There’s good reason SSH (Secure SHell) is one of the most popular file transfer Internet protocols in use today: it’s secure with cryptographically-sound controls, versatile and widely supported on various platforms. With Update 4 Alpha, you can take advantage of the new SSH support and re-locate your 3CX backups on your own SSH server for security and peace of mind.

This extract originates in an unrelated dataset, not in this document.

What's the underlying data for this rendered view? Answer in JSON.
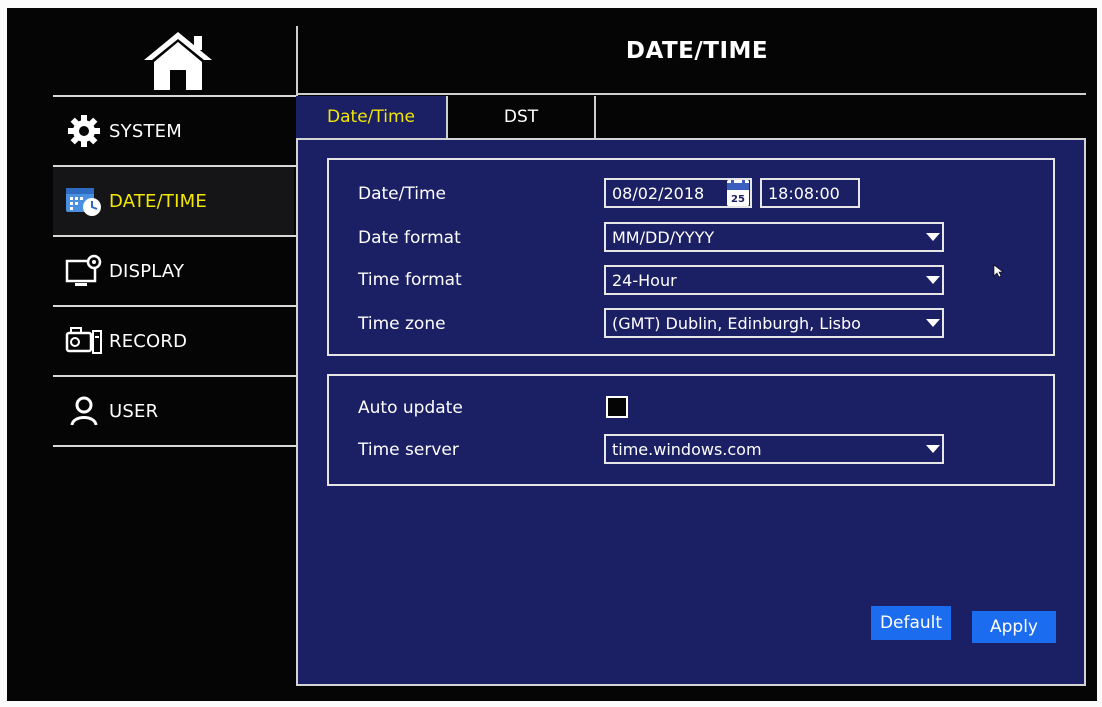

To move 3CX backups and archived recordings to SFTP, go to either “Backup & Restore” or “Recordings” and:
- In “Location”, select “SFTP – SSH File Transfer” in “Location Type”.
- Set the path to your SSH server, using an appropriate username and password / OpenSSH key.
In case you need to create an SSH key or convert it to the OpenSSH format, read this guide.
And, if you don’t happen to have an SSH server lying around, don’t worry. Read this how-to and you’re good to go!
Make Use of Windows Shares
The SMB (Server Message Block) protocol needs no introduction, as it’s the file-sharing protocol of choice for the Windows platform. It has also wide-ranging support on other platforms, from low-end NAS devices and tiny Raspberry Pis, up to Linux and Mac OS servers using Samba. With Update 4 Alpha admins can now conveniently use their existing Windows systems to keep 3CX backups and archived recordings in network file shares.
To do this head on to “Backup and Restore” or “Recordings” and:
- In “Location”, select “SMB” in “Location Type”.
- Set the file share path, domain and user credentials.
That’s it, your backups and archived recordings will now be kept on a Windows share.
A quick tip for the road: to keep your 3CX backups in multiple locations for redundancy, you can always use rsync. More on this in an upcoming post, so watch this space.